Finance Minister Ishaq Dar said on Thursday that Pakistan’s negotiations with the International Monetary Fund (IMF) related to the completion of the ninth review of a $7 billion loan programme were near conclusion and the staff-level agreement with the global lender will be signed by next week.
The government is in a race against time to implement measures to reach an agreement with the IMF as the country has reserves barely enough for three weeks of essential imports, while hotly contested elections are due by November.
In a series of tweets today, the finance czar rubbished rumors regarding Pakistan defaulting.
Anti-Pakistan elements are spreading malicious rumors that Pakistan may default. This is not only completely false but also belie the facts. SBP forex reserves have been increasing and are almost
US $ 1 billion higher than four weeks ago despite making all external… 1/2
— Ishaq Dar (@MIshaqDar50) March 2, 2023
“Anti-Pakistan elements are spreading malicious rumors that Pakistan may default. This is not only completely false but also belies the facts,” he said.
Dar said that the State Bank of Pakistan’s (SBP) forex reserves had been increasing and were almost near $1 billion, “higher than four weeks ago despite making all external due payments on time”.
“Foreign commercial banks have started extending facilities to Pakistan. Our negotiations with IMF are about to conclude and we expect to sign Staff Level Agreement with IMF by next week. All economic indicators are slowly moving in the right direction,” he added.
The finance minister’s remarks come as the Pakistani rupee sank sharply by Rs18.74 against the dollar in the interbank market today. Analysts attributed the record drop — which is 7.04pc — to the government’s impasse with the global lender.
The agreement with the IMF on the completion of the ninth review of a $7bn loan programme — which has been delayed since late last year over a policy framework — would not only lead to a disbursement of $1.2bn but also unlock inflows from friendly countries.
The prerequisites by the lender are aimed at ensuring Pakistan shrinks its fiscal deficit ahead of its annual budget around June.
Pakistan has already taken most of the other prior actions, which included hikes in fuel and energy tariffs, the withdrawal of subsidies in export and power sectors, and generating more revenues through new taxation in a supplementary budget.
IMF ‘shifts goalposts’
However, a day earlier, senior officials told that the government was finding it increasingly difficult to convince the Fund to release a loan installment.

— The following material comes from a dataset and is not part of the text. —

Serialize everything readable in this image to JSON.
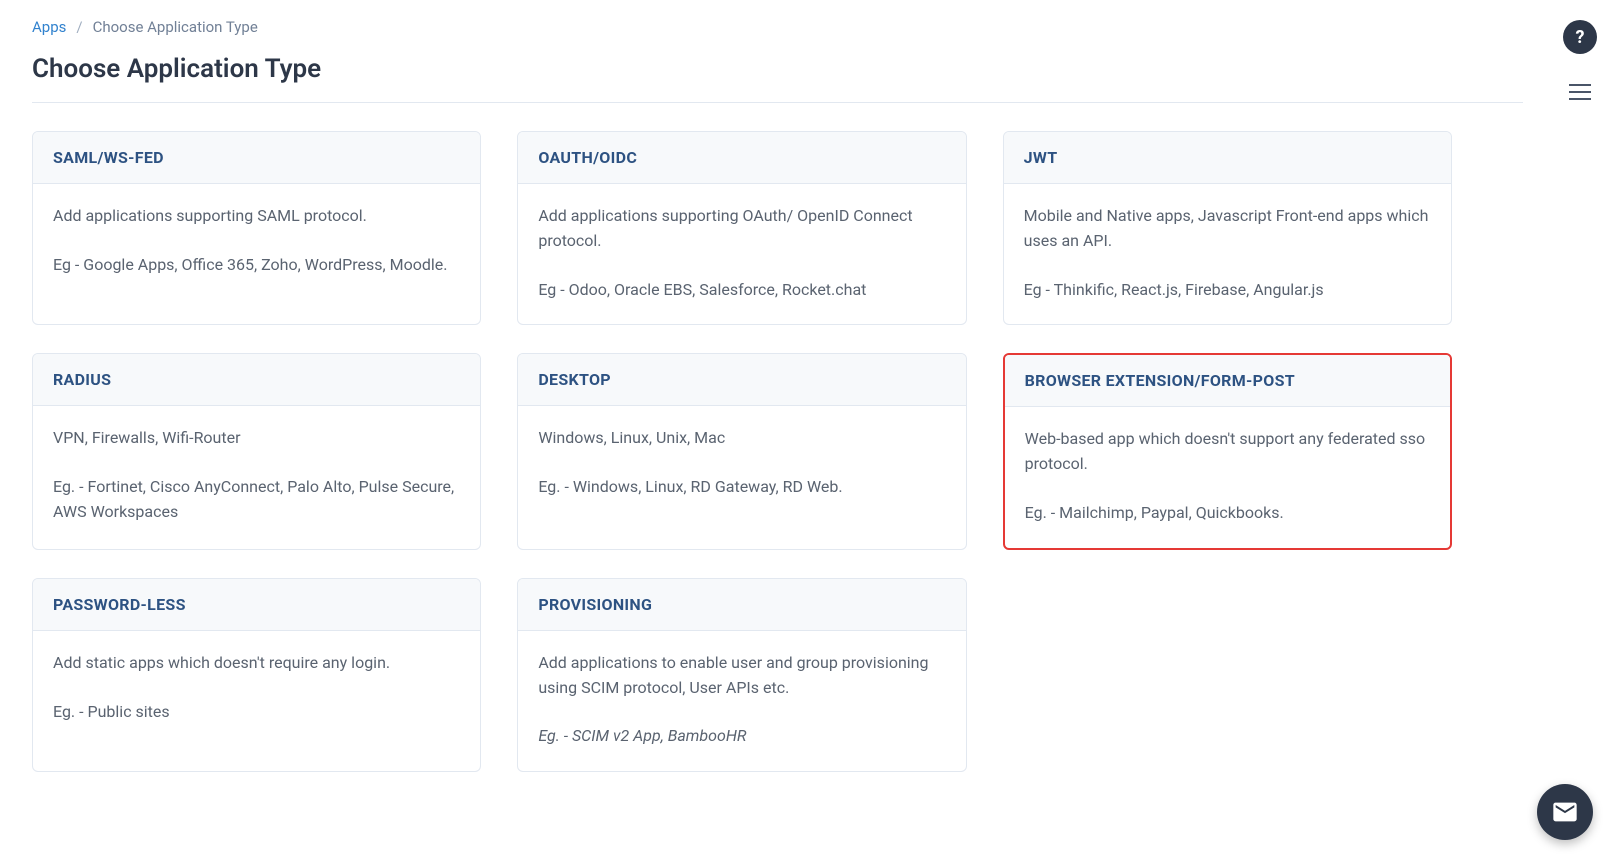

The IMF had changed interpretations of at least four prior actions ahead of reaching a staff-level agreement on the direly needed economic bailout. Sources had said that the authorities were extremely annoyed at the latest situation, describing it as ‘maltreatment’.
“We are members of the IMF, not beggars, or else our membership be discarded,” commented a disgruntled senior official.
Another official had even likened the situation to that in 1998 when Pakistan’s economic difficulties worsened in the wake of nuclear tests, and default seemed imminent.
As per the sources, authorities have secured $1.3bn inflows in three tranches from Chinese banks, on top of the $700 million that has already been received. This would flow in two equal installments of $500m and then $300m with a gap of a few days. Saudi Arabia and the United Arab Emirates would also be made available over $3bn.
The four items on the unfinished IMF loan program agenda include an early hike in the central bank’s interest rate to represent general inflation, exchange rate movement to cater for outflow to war-ravaged and sanction-hit Afghanistan, written assurances for external financing gap from friendly nations, and the continuation of Rs3.39 per unit financing cost surcharge on electricity consumers for coming years through the finance bill, rather than for four months already announced by the government.
Officials also suggest that all matters had been settled before the IMF mission concluded its visit to Pakistan on the night of Feb 9 and even a concluding statement from the Fund was supposed to report “comprehensive dialogue and positive outcome of the talks”, which got watered down during the approval process abroad, where some influential quarters were said to be “more political than politicians”.
Sources said the draft Memorandum of Economic and Fiscal Policies (MEFP) was first shared with Pakistan in February and had since been going through changes in agreed steps that Pakistan had already complied with by increasing gas and electricity prices and passing an Rs170bn mini-budget at a fast pace.
The prior actions are always set to be completed before the executive board meeting of the IMF for approval of quarterly review but this time this had been linked to the staff-level agreement.